Where are you Dean Smith, Mike Krzyzewski, Rick Pitino, Bobby Knight, Roy Williams, John Thompson, even John Calipari? Men’s college basketball today is being ruled by folks named Miller, Boeheim, Izzo, Motta, Ryan and Marshall.
Who are these people?
That’s just the point. A group of basically strangers have infiltrated the rank and file of the Who’s Who in college roundball. Certainly Michigan State’s Tom Izzo and Syracuse’s Jim Boeheim have earned their spurs, but what about these other guys?
They’re basically a bunch of yankees and midwesterners who couldn’t spell basketball when Dean Smith was ruling and Mike Krzyzewski was starting out.
I’ll admit to being prejudiced because I’m from North Carolina, where they produce some outstanding basketball. It’s true that the state isn’t too much into football, but I grew up with the greatest rivalry in basketball at my doorstep: Duke versus North Carolina.
But check out The Associated Press’ Top 25 poll this week. There has been a huge upheaval. No longer does the Atlantic Coast Conference own the patent on great play. In fact, the top 10 teams include only one Southern team — if you consider Florida to be Southern, which I don’t. Where are Kentucky, Duke, North Carolina, Louisville, Vanderbilt, or even UCLA, for goodness sakes?
This week’s top five are Arizona, Syracuse, Michigan State, Wichita State and Villanova.
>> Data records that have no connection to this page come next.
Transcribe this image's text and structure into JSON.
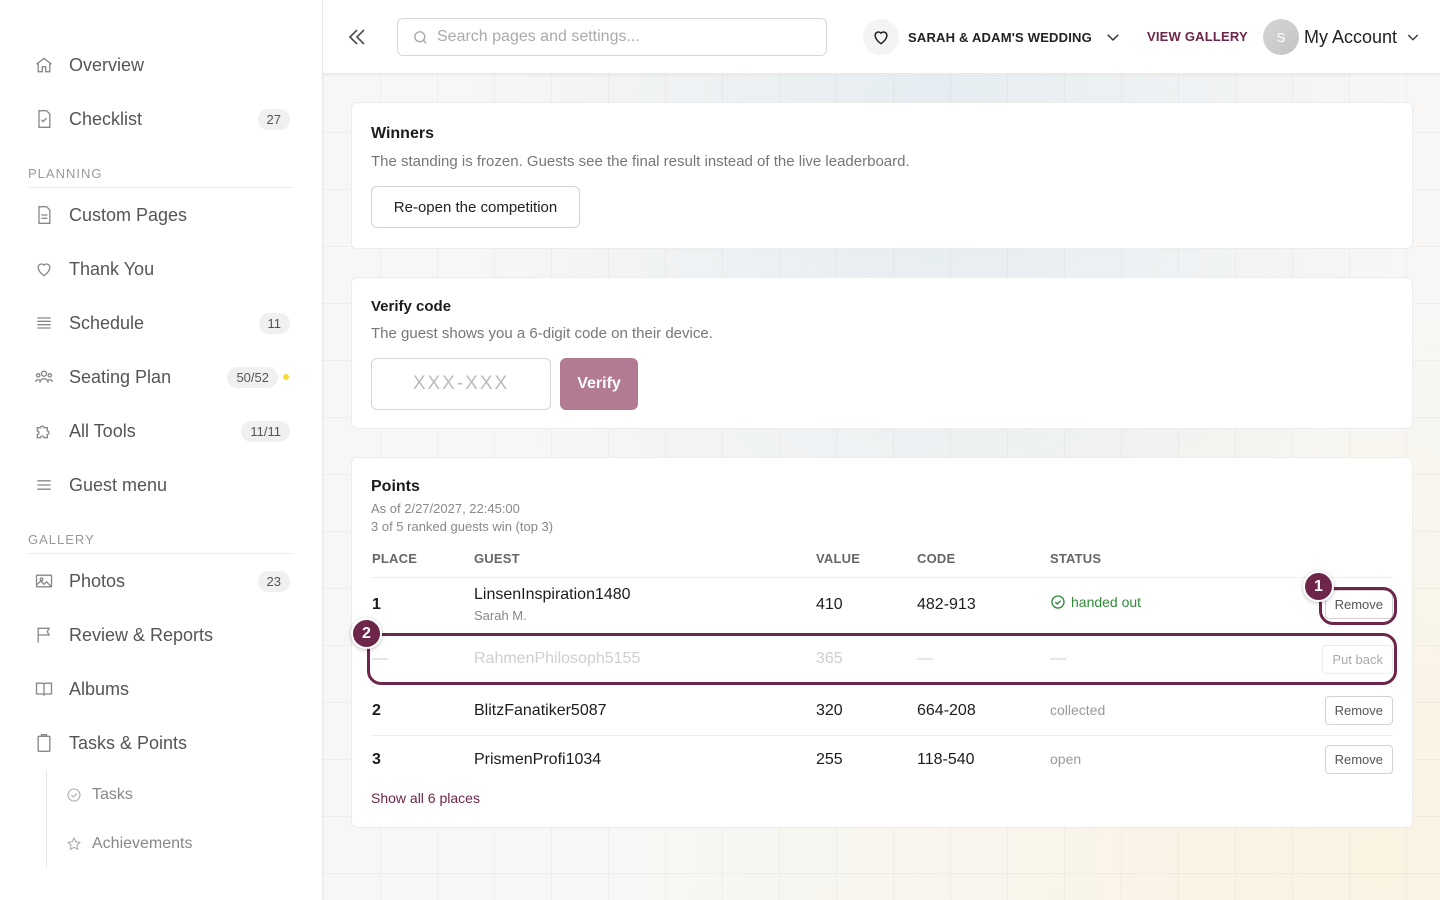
{
  "sidebar": {
    "items": [
      {
        "label": "Overview",
        "badge": null
      },
      {
        "label": "Checklist",
        "badge": "27"
      }
    ],
    "sections": [
      {
        "title": "PLANNING",
        "items": [
          {
            "label": "Custom Pages",
            "badge": null
          },
          {
            "label": "Thank You",
            "badge": null
          },
          {
            "label": "Schedule",
            "badge": "11"
          },
          {
            "label": "Seating Plan",
            "badge": "50/52"
          },
          {
            "label": "All Tools",
            "badge": "11/11"
          },
          {
            "label": "Guest menu",
            "badge": null
          }
        ]
      },
      {
        "title": "GALLERY",
        "items": [
          {
            "label": "Photos",
            "badge": "23"
          },
          {
            "label": "Review & Reports",
            "badge": null
          },
          {
            "label": "Albums",
            "badge": null
          },
          {
            "label": "Tasks & Points",
            "badge": null
          }
        ]
      }
    ],
    "sub_items": [
      {
        "label": "Tasks"
      },
      {
        "label": "Achievements"
      }
    ]
  },
  "topbar": {
    "search_placeholder": "Search pages and settings...",
    "event_name": "SARAH & ADAM'S WEDDING",
    "view_gallery": "VIEW GALLERY",
    "avatar_initial": "S",
    "account_label": "My Account"
  },
  "winners": {
    "title": "Winners",
    "description": "The standing is frozen. Guests see the final result instead of the live leaderboard.",
    "reopen_label": "Re-open the competition"
  },
  "verify": {
    "title": "Verify code",
    "description": "The guest shows you a 6-digit code on their device.",
    "code_placeholder": "XXX-XXX",
    "verify_label": "Verify"
  },
  "points": {
    "title": "Points",
    "as_of": "As of 2/27/2027, 22:45:00",
    "summary": "3 of 5 ranked guests win (top 3)",
    "columns": [
      "PLACE",
      "GUEST",
      "VALUE",
      "CODE",
      "STATUS"
    ],
    "rows": [
      {
        "place": "1",
        "guest": "LinsenInspiration1480",
        "guest_sub": "Sarah M.",
        "value": "410",
        "code": "482-913",
        "status": "handed out",
        "action": "Remove"
      },
      {
        "place": "—",
        "guest": "RahmenPhilosoph5155",
        "guest_sub": "",
        "value": "365",
        "code": "—",
        "status": "—",
        "action": "Put back"
      },
      {
        "place": "2",
        "guest": "BlitzFanatiker5087",
        "guest_sub": "",
        "value": "320",
        "code": "664-208",
        "status": "collected",
        "action": "Remove"
      },
      {
        "place": "3",
        "guest": "PrismenProfi1034",
        "guest_sub": "",
        "value": "255",
        "code": "118-540",
        "status": "open",
        "action": "Remove"
      }
    ],
    "show_all": "Show all 6 places"
  },
  "annotations": [
    {
      "number": "1"
    },
    {
      "number": "2"
    }
  ],
  "colors": {
    "accent": "#6d2649",
    "verify_button": "#b27a93",
    "status_ok": "#2e8b3a",
    "seating_dot": "#f5dc38"
  }
}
How did this happen?
For starters, the one-and-done players are ruining both college and professional basketball. The good ones leave after one year and enter the NBA, not having a clue on how the game is played. The individual players aren’t willing to put in the time on their basics and thus rely on showy dunks and behind-the-back passes and aren’t willing to work on their 15-foot jump shots and passing.
Two weeks ago, Duke was beaten by Clemson and North Carolina lost to Syracuse, and the combination of Duke and North Carolina losing in the same week seldom happened in the past. In fact, the two schools were a combined 1-6 in the ACC at one point this season, and that is new territory.
A survey showed that the best states for producing basketball talent are Ohio, Kansas, Iowa, Kentucky, California, Wisconsin and Pennsylvania. North Carolina came in only eighth. I’m not saying all of this won’t get straightened out by the time the world’s greatest sporting event takes place (March Madness, AKA the NCAA tournament), but these are indeed, strange waters in which we navigate.
• QUICK HITS: Perhaps a tad excessive, but Missouri’s Dorial Green-Beckham, an All-Southeastern Conference receiver, was arrested with more than a pound of marijuana in his possession. ... A couple of darkhorse Heisman contenders next season might be Duke quarterback Anthony Boone and Missouri’s Maty Mauk. ... Welcome to Texas, Charlie Strong. The former Louisville coach, who is African-American, took over the head coaching duties at Texas after Mack Brown was allowed to retire. A T-shirt showed up in some of the merchandise outlets proclaiming “Black Is The New Brown.” ... Georgia Tech starting quarterback Vad Lee has transferred to James Madison and will be eligible to play this fall. ... An item at bleacherreport.com said two things were established this past college football season: the spread offense is here to stay and Michigan State reminded us that good defense can be sexy. ... After much argument over whether football teams with 6-6 regular season records should be allowed to play in bowl games, the 6-6 teams combined for a 5-2 bowl record. They came to play. ... Once highly-touted quarterback recruit Kiehl Frazier has left Auburn and transferred to Ouachita Baptist in Arkansas. ... Duke’s David Cutcliffe was chosen Coach of the Year by the American Football Coaches Association. ... Former Georgia Tech tight end Ken Whisenhunt was named head coach of the NFL’s Tennessee Titans. ... There were six new teams in The AP’s men’s college basketball poll this week. ... Former Florida quarterback Tyler Murphy, who graduated last week with football eligibility remaining, will transfer and be eligible to play immediately at Boston College.
• And finally, just for fun, let’s take a look at the way-too-early preseason college football rankings for 2014.
I won’t bore you with the entire 25-team list, but some of the more interesting ones are Duke at No. 24, Texas A&M at No. 22, Ole Miss at No. 19, Missouri at No. 17, Clemson at No. 16, Georgia at No. 14, South Carolina at No. 12, LSU at No. 10, Auburn at No. 6, Alabama at No. 2 and Florida State in the top spot.
Norman Arey is an award-winning journalist whose column appears in The Daily Citizen on Thursday and Saturday. You can write to him at firstname.lastname@example.org.